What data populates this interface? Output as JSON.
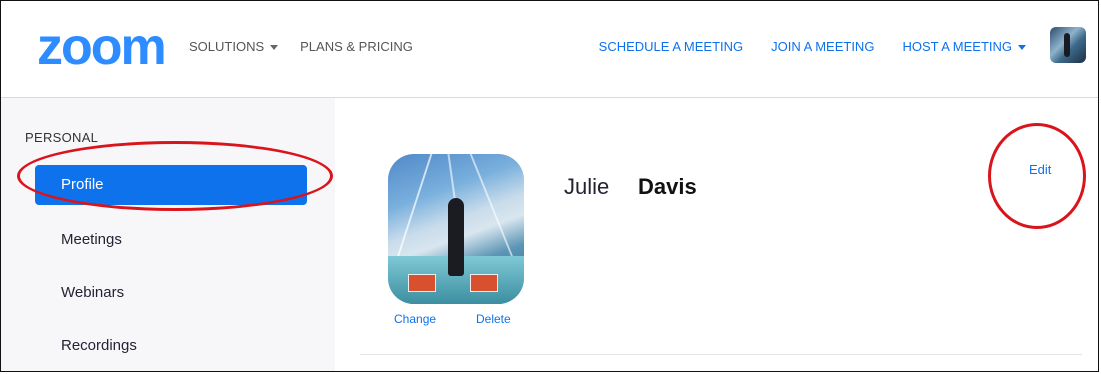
{
  "header": {
    "logo": "zoom",
    "nav_left": [
      {
        "label": "SOLUTIONS",
        "has_dropdown": true
      },
      {
        "label": "PLANS & PRICING",
        "has_dropdown": false
      }
    ],
    "nav_right": [
      {
        "label": "SCHEDULE A MEETING",
        "has_dropdown": false
      },
      {
        "label": "JOIN A MEETING",
        "has_dropdown": false
      },
      {
        "label": "HOST A MEETING",
        "has_dropdown": true
      }
    ]
  },
  "sidebar": {
    "section_label": "PERSONAL",
    "items": [
      {
        "label": "Profile",
        "active": true
      },
      {
        "label": "Meetings",
        "active": false
      },
      {
        "label": "Webinars",
        "active": false
      },
      {
        "label": "Recordings",
        "active": false
      }
    ]
  },
  "profile": {
    "first_name": "Julie",
    "last_name": "Davis",
    "photo_actions": {
      "change": "Change",
      "delete": "Delete"
    },
    "edit_label": "Edit"
  },
  "colors": {
    "brand": "#2d8cff",
    "link": "#0e72ed",
    "active_bg": "#0e72ed",
    "annotation_ring": "#d9141b"
  }
}
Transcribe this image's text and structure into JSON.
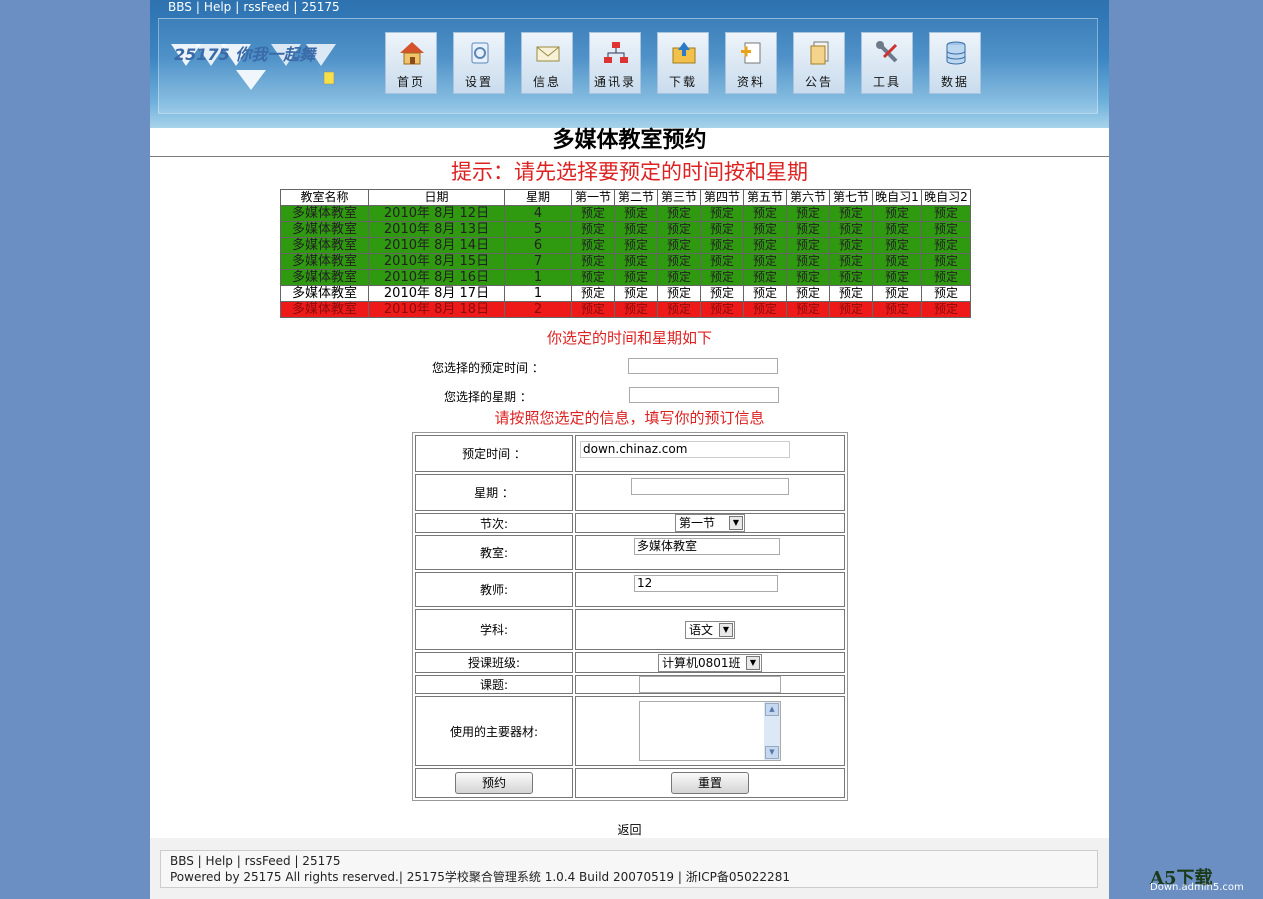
{
  "toplinks": [
    "BBS",
    "Help",
    "rssFeed",
    "25175"
  ],
  "logo": {
    "text": "25175 你我一起舞"
  },
  "nav": [
    {
      "label": "首页",
      "icon": "home-icon"
    },
    {
      "label": "设置",
      "icon": "settings-icon"
    },
    {
      "label": "信息",
      "icon": "mail-icon"
    },
    {
      "label": "通讯录",
      "icon": "network-icon"
    },
    {
      "label": "下载",
      "icon": "download-icon"
    },
    {
      "label": "资料",
      "icon": "document-add-icon"
    },
    {
      "label": "公告",
      "icon": "clipboard-icon"
    },
    {
      "label": "工具",
      "icon": "tools-icon"
    },
    {
      "label": "数据",
      "icon": "database-icon"
    }
  ],
  "page_title": "多媒体教室预约",
  "hint": "提示：请先选择要预定的时间按和星期",
  "schedule": {
    "headers": [
      "教室名称",
      "日期",
      "星期",
      "第一节",
      "第二节",
      "第三节",
      "第四节",
      "第五节",
      "第六节",
      "第七节",
      "晚自习1",
      "晚自习2"
    ],
    "rows": [
      {
        "status": "green",
        "room": "多媒体教室",
        "date": "2010年 8月 12日",
        "weekday": "4"
      },
      {
        "status": "green",
        "room": "多媒体教室",
        "date": "2010年 8月 13日",
        "weekday": "5"
      },
      {
        "status": "green",
        "room": "多媒体教室",
        "date": "2010年 8月 14日",
        "weekday": "6"
      },
      {
        "status": "green",
        "room": "多媒体教室",
        "date": "2010年 8月 15日",
        "weekday": "7"
      },
      {
        "status": "green",
        "room": "多媒体教室",
        "date": "2010年 8月 16日",
        "weekday": "1"
      },
      {
        "status": "white",
        "room": "多媒体教室",
        "date": "2010年 8月 17日",
        "weekday": "1"
      },
      {
        "status": "red",
        "room": "多媒体教室",
        "date": "2010年 8月 18日",
        "weekday": "2"
      }
    ],
    "cell_label": "预定"
  },
  "selected_label": "你选定的时间和星期如下",
  "selected": {
    "time_label": "您选择的预定时间 ：",
    "time_value": "",
    "weekday_label": "您选择的星期 ：",
    "weekday_value": ""
  },
  "fill_label": "请按照您选定的信息，填写你的预订信息",
  "form": {
    "time_label": "预定时间 ：",
    "time_value": "down.chinaz.com",
    "weekday_label": "星期 ：",
    "weekday_value": "",
    "period_label": "节次:",
    "period_value": "第一节",
    "room_label": "教室:",
    "room_value": "多媒体教室",
    "teacher_label": "教师:",
    "teacher_value": "12",
    "subject_label": "学科:",
    "subject_value": "语文",
    "class_label": "授课班级:",
    "class_value": "计算机0801班",
    "topic_label": "课题:",
    "topic_value": "",
    "equipment_label": "使用的主要器材:",
    "equipment_value": "",
    "submit_label": "预约",
    "reset_label": "重置"
  },
  "back_label": "返回",
  "footer": {
    "links": "BBS | Help | rssFeed | 25175",
    "copyright": "Powered by 25175 All rights reserved.| 25175学校聚合管理系统 1.0.4 Build 20070519 | 浙ICP备05022281"
  },
  "watermark": {
    "big": "A5下载",
    "small": "Down.admin5.com"
  },
  "colors": {
    "background": "#6b8fc2",
    "available": "#2f9a10",
    "booked": "#ee1a1a",
    "hint": "#dd2222"
  }
}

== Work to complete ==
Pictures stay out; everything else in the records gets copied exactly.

== Response area ==
What data populates this interface? Output as JSON.
{
  "header": {
    "logo": "zoom",
    "nav_left": [
      {
        "label": "SOLUTIONS",
        "has_dropdown": true
      },
      {
        "label": "PLANS & PRICING",
        "has_dropdown": false
      }
    ],
    "nav_right": [
      {
        "label": "SCHEDULE A MEETING",
        "has_dropdown": false
      },
      {
        "label": "JOIN A MEETING",
        "has_dropdown": false
      },
      {
        "label": "HOST A MEETING",
        "has_dropdown": true
      }
    ]
  },
  "sidebar": {
    "section_label": "PERSONAL",
    "items": [
      {
        "label": "Profile",
        "active": true
      },
      {
        "label": "Meetings",
        "active": false
      },
      {
        "label": "Webinars",
        "active": false
      },
      {
        "label": "Recordings",
        "active": false
      }
    ]
  },
  "profile": {
    "first_name": "Julie",
    "last_name": "Davis",
    "photo_actions": {
      "change": "Change",
      "delete": "Delete"
    },
    "edit_label": "Edit"
  },
  "colors": {
    "brand": "#2d8cff",
    "link": "#0e72ed",
    "active_bg": "#0e72ed",
    "annotation_ring": "#d9141b"
  }
}
Transcribe this image's text and structure into JSON.
{
  "toplinks": [
    "BBS",
    "Help",
    "rssFeed",
    "25175"
  ],
  "logo": {
    "text": "25175 你我一起舞"
  },
  "nav": [
    {
      "label": "首页",
      "icon": "home-icon"
    },
    {
      "label": "设置",
      "icon": "settings-icon"
    },
    {
      "label": "信息",
      "icon": "mail-icon"
    },
    {
      "label": "通讯录",
      "icon": "network-icon"
    },
    {
      "label": "下载",
      "icon": "download-icon"
    },
    {
      "label": "资料",
      "icon": "document-add-icon"
    },
    {
      "label": "公告",
      "icon": "clipboard-icon"
    },
    {
      "label": "工具",
      "icon": "tools-icon"
    },
    {
      "label": "数据",
      "icon": "database-icon"
    }
  ],
  "page_title": "多媒体教室预约",
  "hint": "提示：请先选择要预定的时间按和星期",
  "schedule": {
    "headers": [
      "教室名称",
      "日期",
      "星期",
      "第一节",
      "第二节",
      "第三节",
      "第四节",
      "第五节",
      "第六节",
      "第七节",
      "晚自习1",
      "晚自习2"
    ],
    "rows": [
      {
        "status": "green",
        "room": "多媒体教室",
        "date": "2010年 8月 12日",
        "weekday": "4"
      },
      {
        "status": "green",
        "room": "多媒体教室",
        "date": "2010年 8月 13日",
        "weekday": "5"
      },
      {
        "status": "green",
        "room": "多媒体教室",
        "date": "2010年 8月 14日",
        "weekday": "6"
      },
      {
        "status": "green",
        "room": "多媒体教室",
        "date": "2010年 8月 15日",
        "weekday": "7"
      },
      {
        "status": "green",
        "room": "多媒体教室",
        "date": "2010年 8月 16日",
        "weekday": "1"
      },
      {
        "status": "white",
        "room": "多媒体教室",
        "date": "2010年 8月 17日",
        "weekday": "1"
      },
      {
        "status": "red",
        "room": "多媒体教室",
        "date": "2010年 8月 18日",
        "weekday": "2"
      }
    ],
    "cell_label": "预定"
  },
  "selected_label": "你选定的时间和星期如下",
  "selected": {
    "time_label": "您选择的预定时间 ：",
    "time_value": "",
    "weekday_label": "您选择的星期 ：",
    "weekday_value": ""
  },
  "fill_label": "请按照您选定的信息，填写你的预订信息",
  "form": {
    "time_label": "预定时间 ：",
    "time_value": "down.chinaz.com",
    "weekday_label": "星期 ：",
    "weekday_value": "",
    "period_label": "节次:",
    "period_value": "第一节",
    "room_label": "教室:",
    "room_value": "多媒体教室",
    "teacher_label": "教师:",
    "teacher_value": "12",
    "subject_label": "学科:",
    "subject_value": "语文",
    "class_label": "授课班级:",
    "class_value": "计算机0801班",
    "topic_label": "课题:",
    "topic_value": "",
    "equipment_label": "使用的主要器材:",
    "equipment_value": "",
    "submit_label": "预约",
    "reset_label": "重置"
  },
  "back_label": "返回",
  "footer": {
    "links": "BBS | Help | rssFeed | 25175",
    "copyright": "Powered by 25175 All rights reserved.| 25175学校聚合管理系统 1.0.4 Build 20070519 | 浙ICP备05022281"
  },
  "watermark": {
    "big": "A5下载",
    "small": "Down.admin5.com"
  },
  "colors": {
    "background": "#6b8fc2",
    "available": "#2f9a10",
    "booked": "#ee1a1a",
    "hint": "#dd2222"
  }
}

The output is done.